Big Island Solar System
-National Park Service GIS Specialist, Scott Kichman spent his weekend thinking about stuff like this:
Traveling the Solar System from Hawai’i Volcanoes National Park
Imagine the Sun is represented by the lava lake inside Kīlauea Caldera. The summit lava lake is within a cylindrical vent cavity with a diameter of ~160 m (520 ft) and nearly vertical sides inset within the east wall and floor of Halema’uma’u Crater. This sets our scale model for traveling the solar system in the Hawaiian Islands. So, picture in your mind a 500 foot sun floating above the lava lake.
First stop: Mercury – Mercury would be a 21 inch ball located about 3.9 miles from the lava lake, or if traveling toward Hilo, imagine an average car tire sitting in the front lawn of Kilauea Lodge in Volcano Village.
Next stop: Venus – so now we are about 7.5 miles down the road with the size of Venus at about 4.3 feet in diameter. Think of a toddler’s swimming pool in the parking lot of Akatsuka Orchid Gardens.
Let’s cruise to our next place, home sweet home. Earth – Okay Terra is a little bit bigger than Venus, but not much by our scale. So think of the same pool but located 10.2 miles down the road or right at the intersection of Glenwood Road. If you could see our 500 foot sun, what would it look like from here?
Last stop for the inner solar system: Mars – Now, Mars is about 2.5 feet in size and located 15.5 miles down the road. Can you imagine an umbrella open at the post office in Mountain View? That about represents it.
So between the inner and outer solar system is the asteroid belt, probably some poor planet that exploded long ago. This belt of rocks would be located at Coconut Island in Hilo, and the average asteroid would be softball size.

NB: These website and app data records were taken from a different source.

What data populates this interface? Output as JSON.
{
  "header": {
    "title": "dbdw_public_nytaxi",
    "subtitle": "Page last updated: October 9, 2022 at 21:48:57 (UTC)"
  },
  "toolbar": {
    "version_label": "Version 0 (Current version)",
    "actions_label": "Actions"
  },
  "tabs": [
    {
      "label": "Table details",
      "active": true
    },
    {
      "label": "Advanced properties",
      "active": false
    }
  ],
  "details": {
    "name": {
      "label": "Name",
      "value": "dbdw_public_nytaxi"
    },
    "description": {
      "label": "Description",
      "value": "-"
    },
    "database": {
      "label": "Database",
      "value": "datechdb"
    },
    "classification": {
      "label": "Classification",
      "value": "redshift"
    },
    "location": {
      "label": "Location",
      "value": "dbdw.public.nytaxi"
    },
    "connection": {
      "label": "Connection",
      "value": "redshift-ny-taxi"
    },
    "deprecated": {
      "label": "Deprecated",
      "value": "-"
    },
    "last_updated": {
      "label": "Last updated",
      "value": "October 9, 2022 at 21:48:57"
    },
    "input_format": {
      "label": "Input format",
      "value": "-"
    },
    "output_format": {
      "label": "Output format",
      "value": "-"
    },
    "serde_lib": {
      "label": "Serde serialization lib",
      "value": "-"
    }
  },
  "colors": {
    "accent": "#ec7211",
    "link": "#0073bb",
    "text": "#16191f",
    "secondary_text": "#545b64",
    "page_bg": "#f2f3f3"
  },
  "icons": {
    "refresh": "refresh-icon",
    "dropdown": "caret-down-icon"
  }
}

The distances really start to grow now, as well as the size of the planets. We have to fly around to the west side of the Big Island for our next stop: Jupiter – We’ll be headed in the opposite direction from Kīlauea Caldera to get an idea of distance. So Jupiter is a big ball, like over 50 feet! It would be 53 miles from our lava lake in the caldera. Think of it as a really big water tank located at Kona Airport. There are 2 right across from the airport if you have seen them; it’s the smaller of the two.

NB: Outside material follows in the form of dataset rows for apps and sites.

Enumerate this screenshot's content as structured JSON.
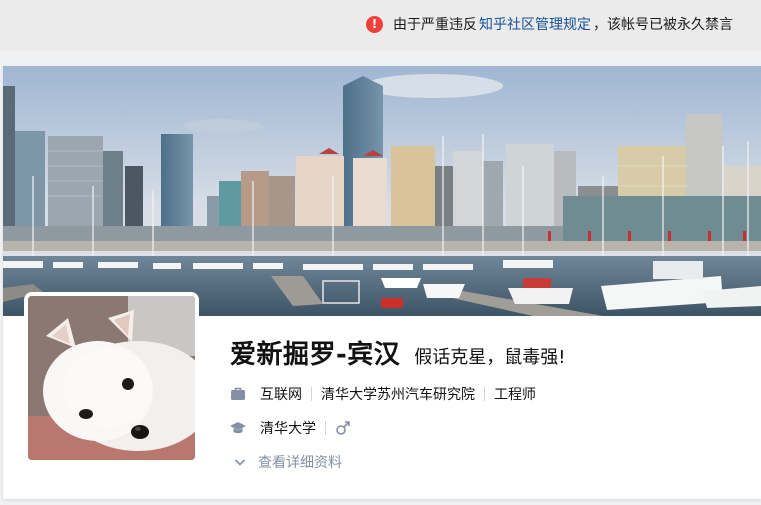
{
  "notice": {
    "text_before": "由于严重违反",
    "link": "知乎社区管理规定",
    "text_after": "，该帐号已被永久禁言",
    "icon": "exclamation-circle-icon",
    "icon_color": "#f1403c",
    "link_color": "#175199"
  },
  "profile": {
    "name": "爱新掘罗-宾汉",
    "headline": "假话克星，鼠毒强!",
    "industry": "互联网",
    "company": "清华大学苏州汽车研究院",
    "job": "工程师",
    "school": "清华大学",
    "gender_icon": "male-icon",
    "more_label": "查看详细资料",
    "icons": {
      "industry": "briefcase-icon",
      "school": "graduation-cap-icon",
      "more": "chevron-down-icon"
    }
  },
  "colors": {
    "secondary_text": "#8590a6",
    "icon_gray": "#8590a6"
  }
}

Distances keep getting farther away for our next stop: Saturn – We have to leave the Big Island and fly to Maui to get to Saturn. Saturn would be a 40 foot sized ball located just off the southeast coast of Maui, 97 miles away from Kīlauea Caldera. Did you know that if there was a big enough ocean for the real Saturn, it would float?

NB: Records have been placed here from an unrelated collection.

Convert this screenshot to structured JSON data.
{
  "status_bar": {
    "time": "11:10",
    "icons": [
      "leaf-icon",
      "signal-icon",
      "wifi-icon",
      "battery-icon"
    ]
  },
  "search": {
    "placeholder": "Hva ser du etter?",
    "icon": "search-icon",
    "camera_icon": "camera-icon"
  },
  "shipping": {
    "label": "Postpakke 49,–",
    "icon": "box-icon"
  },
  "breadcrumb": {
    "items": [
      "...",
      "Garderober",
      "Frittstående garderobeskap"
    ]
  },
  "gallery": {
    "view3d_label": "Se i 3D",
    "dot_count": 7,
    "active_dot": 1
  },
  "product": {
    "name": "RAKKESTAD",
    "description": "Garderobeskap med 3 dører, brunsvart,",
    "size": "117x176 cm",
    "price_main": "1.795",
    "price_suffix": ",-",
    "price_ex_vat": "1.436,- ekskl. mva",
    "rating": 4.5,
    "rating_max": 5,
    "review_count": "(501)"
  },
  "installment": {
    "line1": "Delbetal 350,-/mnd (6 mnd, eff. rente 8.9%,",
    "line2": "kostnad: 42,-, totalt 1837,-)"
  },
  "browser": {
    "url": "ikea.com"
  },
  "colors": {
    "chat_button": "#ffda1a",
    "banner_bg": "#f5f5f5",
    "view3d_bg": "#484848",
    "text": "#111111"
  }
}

On to another gas planet: Uranus – Talk about tilted! Uranus’s axis is flopped on its side. Our modeling makes this blue planet about 18 feet in diameter, and located off of Makapu’u Point to the southeast of O’ahu, over 195 miles from the crater! This would be more like some typical home water catchment tanks in size if you can imagine that.
The next stop is very very cold: Neptune – This ice giant is almost the exact same size as Uranus, but not tilted and probably so cold that all the gas is frozen. Now we are over 300 miles from the lava lake, or roughly a catchment tank off the southeast coast of Kaua’i. Can you imagine trying to see the sun ball floating above the lava lake from this distance, even if it was perfectly clear and there was no curve to the earth?
Last stop… yes I still call it a planet: Pluto – 400 miles away in our scale model, and just the size of those red dodge balls we played with back in school. This ball would be floating 40 miles off the northwest coast of Ni’ihau. Could you find it out there if you had to?
So yah, the solar system is big and maybe we can get a better idea of how small we are in the Universe. If you used a football field scale, or there about, you can use different foods to represent the planets in a solar system model. Ideas for foods to use include a large pumpkin for the Sun, a coffee bean for Mercury, a large blueberry for Venus, a cherry for Earth, a pea for Mars, a grapefruit or small cantaloupe for Jupiter, an orange for Saturn, a kiwi for Uranus, an apricot for Neptune and a squash seed for Pluto, if you are including it. The Sun at the 0 yard line and Pluto at 100 yards. Maybe you can figure the rest? You need the scale? It’s 1:9,133,860 .
Oh, the next closest star to our sun would be Alpha Centauri and even at our scale model, it’s about 3 million miles away from Kīlauea Caldera. Its real distance of 74,000,000,000,000 miles would take 4 years at the speed of light to get there.
-Scott Kichman, GIS Specialist (and weekend dreamer)